:: INFORMATION GIVEN
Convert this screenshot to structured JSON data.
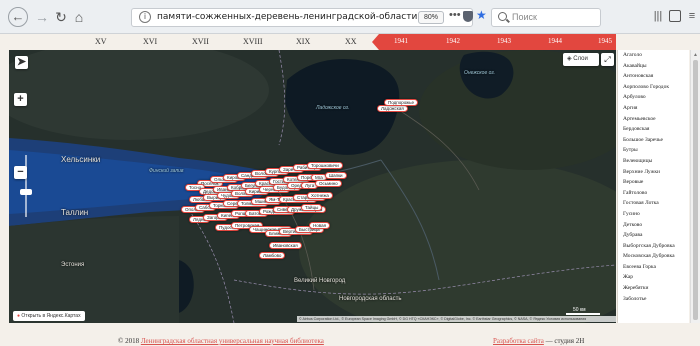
{
  "browser": {
    "url": "памяти-сожженных-деревень-ленинградской-области.рф",
    "zoom": "80%",
    "search_placeholder": "Поиск",
    "more": "•••"
  },
  "timeline": {
    "centuries": [
      "XV",
      "XVI",
      "XVII",
      "XVIII",
      "XIX",
      "XX"
    ],
    "years": [
      "1941",
      "1942",
      "1943",
      "1944",
      "1945"
    ],
    "accent_color": "#e2473f"
  },
  "map": {
    "layers_label": "Слои",
    "open_in_yandex": "Открыть в Яндекс.Картах",
    "copyright": "© Airbus Corporation Ltd., © European Space Imaging GmbH, © DG HTQ «СКАНЭКС», © DigitalGlobe, Inc. © Earthstar Geographics, © NASA, © Яндекс Условия использования",
    "scale": "50 км",
    "city_labels": [
      {
        "text": "Хельсинки",
        "style": "big"
      },
      {
        "text": "Таллин",
        "style": "big"
      },
      {
        "text": "Великий Новгород",
        "style": ""
      },
      {
        "text": "Ладожское оз.",
        "style": "italic"
      },
      {
        "text": "Финский залив",
        "style": "italic"
      },
      {
        "text": "Эстония",
        "style": ""
      },
      {
        "text": "Новгородская область",
        "style": ""
      },
      {
        "text": "Онежское оз.",
        "style": "italic"
      }
    ],
    "markers": [
      "Ладожская",
      "Подпорожье",
      "Поселок",
      "Ольховка",
      "Кирово",
      "Сандалово",
      "Волосово",
      "Кургово",
      "Заречье",
      "Рабитицы",
      "Торошковичи",
      "Тосно",
      "Дедово",
      "Ивановское",
      "Кобрино",
      "Бегуницы",
      "Красницы",
      "Гостилицы",
      "Котелово",
      "Поречье",
      "Мга",
      "Шапки",
      "Любань",
      "Вырица",
      "Чудово",
      "Волхов",
      "Кириши",
      "Чернецкое",
      "Будогощь",
      "Оредеж",
      "Луга",
      "Осьмино",
      "Ополье",
      "Сабск",
      "Торковичи",
      "Серебрянка",
      "Толмачево",
      "Мшинская",
      "Ям-Тесово",
      "Красные Горы",
      "Старополье",
      "Хотнежа",
      "Лядно",
      "Загорье",
      "Кипень",
      "Ропша",
      "Батово",
      "Рождествено",
      "Сиверский",
      "Дружная Горка",
      "Тайцы",
      "Пудость",
      "Петровская",
      "Чащинское поле",
      "Ближнее",
      "Вертильные",
      "Быстрица",
      "Новая",
      "Ивановская",
      "Ламбово"
    ]
  },
  "villages": [
    "Агаголо",
    "Акавайцы",
    "Антоновская",
    "Аорполово Городок",
    "Арбулово",
    "Аргия",
    "Артемьевское",
    "Бердовская",
    "Большое Заречье",
    "Бутры",
    "Велеющицы",
    "Верхние Лужки",
    "Веровые",
    "Гайтолово",
    "Гостовая Лотка",
    "Гусино",
    "Детково",
    "Дубрава",
    "Выборгская Дубровка",
    "Московская Дубровка",
    "Евсеева Горка",
    "Жар",
    "Жеребятки",
    "Заболотье"
  ],
  "footer": {
    "copyright_prefix": "© 2018 ",
    "library_link": "Ленинградская областная универсальная научная библиотека",
    "dev_link": "Разработка сайта",
    "studio": " — студия 2Н"
  }
}
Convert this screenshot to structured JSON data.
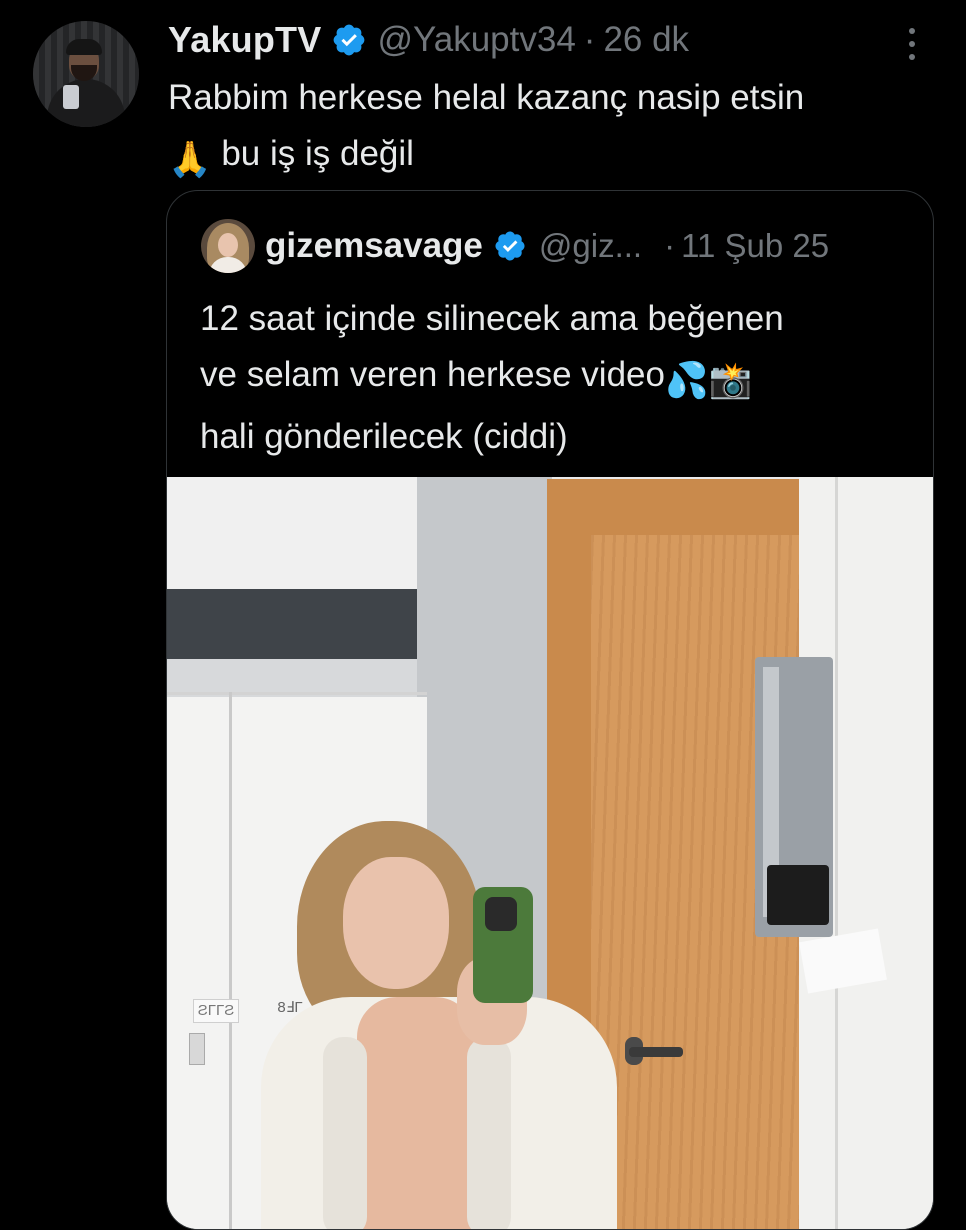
{
  "tweet": {
    "display_name": "YakupTV",
    "handle": "@Yakuptv34",
    "separator": "·",
    "time": "26 dk",
    "text_line_1": "Rabbim herkese helal kazanç nasip etsin",
    "text_line_2_emoji": "🙏",
    "text_line_2": "bu iş iş değil",
    "verified_color": "#1d9bf0"
  },
  "quote": {
    "display_name": "gizemsavage",
    "handle": "@giz...",
    "separator": "·",
    "time": "11 Şub 25",
    "text_line_1": "12 saat içinde silinecek ama beğenen",
    "text_line_2": "ve selam veren herkese video",
    "text_line_2_emoji": "💦📸",
    "text_line_3": "hali gönderilecek (ciddi)",
    "media_label_left": "ƧΓΓƧ",
    "media_label_right": "8ℲΓ"
  },
  "icons": {
    "verified": "verified-badge-icon",
    "more": "more-options-icon"
  }
}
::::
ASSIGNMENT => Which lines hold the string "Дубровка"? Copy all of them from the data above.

ANSWER FOR THE TASK =>
    "Выборгская Дубровка",
    "Московская Дубровка",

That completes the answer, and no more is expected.